● WORK INSTRUCTION:
Where does the string "JSON" appear in the records? Copy each line that holds it.

----

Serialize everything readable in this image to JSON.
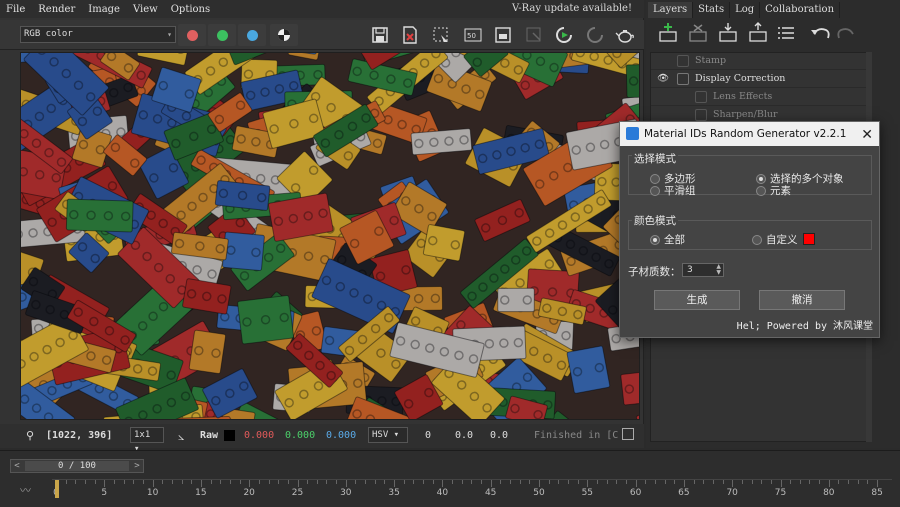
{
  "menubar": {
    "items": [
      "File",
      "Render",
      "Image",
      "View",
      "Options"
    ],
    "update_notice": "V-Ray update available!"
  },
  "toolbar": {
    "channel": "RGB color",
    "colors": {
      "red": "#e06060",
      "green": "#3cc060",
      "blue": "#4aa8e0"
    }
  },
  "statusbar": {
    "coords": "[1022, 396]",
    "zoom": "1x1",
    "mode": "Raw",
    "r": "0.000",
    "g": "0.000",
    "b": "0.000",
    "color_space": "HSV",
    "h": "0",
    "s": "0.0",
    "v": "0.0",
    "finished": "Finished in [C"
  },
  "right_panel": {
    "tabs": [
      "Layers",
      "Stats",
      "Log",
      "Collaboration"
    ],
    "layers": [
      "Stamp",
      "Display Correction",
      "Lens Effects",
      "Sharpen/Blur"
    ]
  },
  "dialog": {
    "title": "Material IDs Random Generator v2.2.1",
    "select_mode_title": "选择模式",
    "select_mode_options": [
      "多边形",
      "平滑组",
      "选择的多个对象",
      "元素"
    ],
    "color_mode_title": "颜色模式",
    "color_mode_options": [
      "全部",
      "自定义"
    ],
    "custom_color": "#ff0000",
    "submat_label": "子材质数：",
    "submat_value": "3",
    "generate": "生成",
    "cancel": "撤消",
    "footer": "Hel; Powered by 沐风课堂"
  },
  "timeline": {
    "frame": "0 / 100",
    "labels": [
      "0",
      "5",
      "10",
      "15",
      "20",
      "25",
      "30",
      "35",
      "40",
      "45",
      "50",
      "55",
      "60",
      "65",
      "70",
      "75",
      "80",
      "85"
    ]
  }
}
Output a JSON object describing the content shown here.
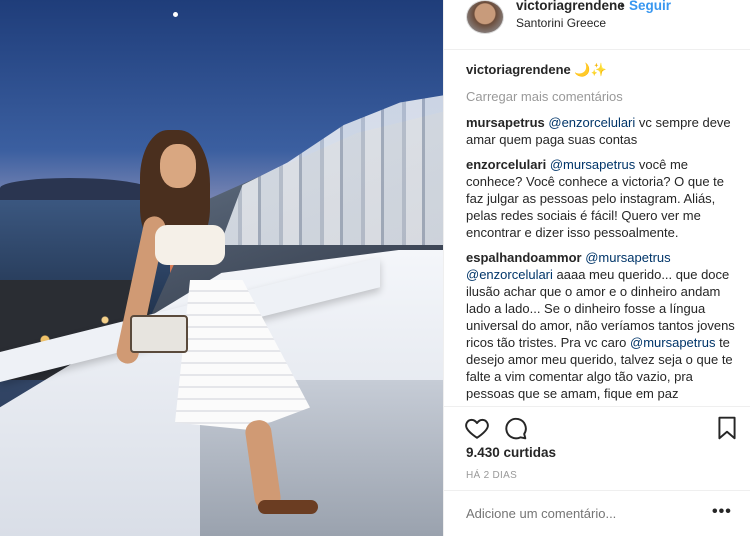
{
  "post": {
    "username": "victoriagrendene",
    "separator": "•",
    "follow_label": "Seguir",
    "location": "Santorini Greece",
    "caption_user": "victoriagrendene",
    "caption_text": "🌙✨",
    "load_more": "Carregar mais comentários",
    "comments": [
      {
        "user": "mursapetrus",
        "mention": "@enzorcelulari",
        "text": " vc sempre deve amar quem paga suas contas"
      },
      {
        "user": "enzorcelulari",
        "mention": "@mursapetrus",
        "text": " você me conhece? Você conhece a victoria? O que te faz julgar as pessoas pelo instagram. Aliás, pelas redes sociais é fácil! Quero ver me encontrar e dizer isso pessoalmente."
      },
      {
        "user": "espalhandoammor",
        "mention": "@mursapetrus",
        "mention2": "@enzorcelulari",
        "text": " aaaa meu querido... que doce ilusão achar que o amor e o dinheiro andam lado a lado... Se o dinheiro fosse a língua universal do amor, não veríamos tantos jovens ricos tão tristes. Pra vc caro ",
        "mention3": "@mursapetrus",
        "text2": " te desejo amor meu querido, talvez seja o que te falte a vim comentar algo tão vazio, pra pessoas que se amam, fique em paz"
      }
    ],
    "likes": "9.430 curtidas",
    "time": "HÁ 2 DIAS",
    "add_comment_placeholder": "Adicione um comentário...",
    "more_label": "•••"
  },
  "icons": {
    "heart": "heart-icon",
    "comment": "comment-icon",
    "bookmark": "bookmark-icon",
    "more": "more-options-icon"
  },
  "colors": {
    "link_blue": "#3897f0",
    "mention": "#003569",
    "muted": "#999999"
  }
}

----

● ANSWER SECTION:
Serialize everything readable in this image to JSON.
Output a JSON object describing the content shown here.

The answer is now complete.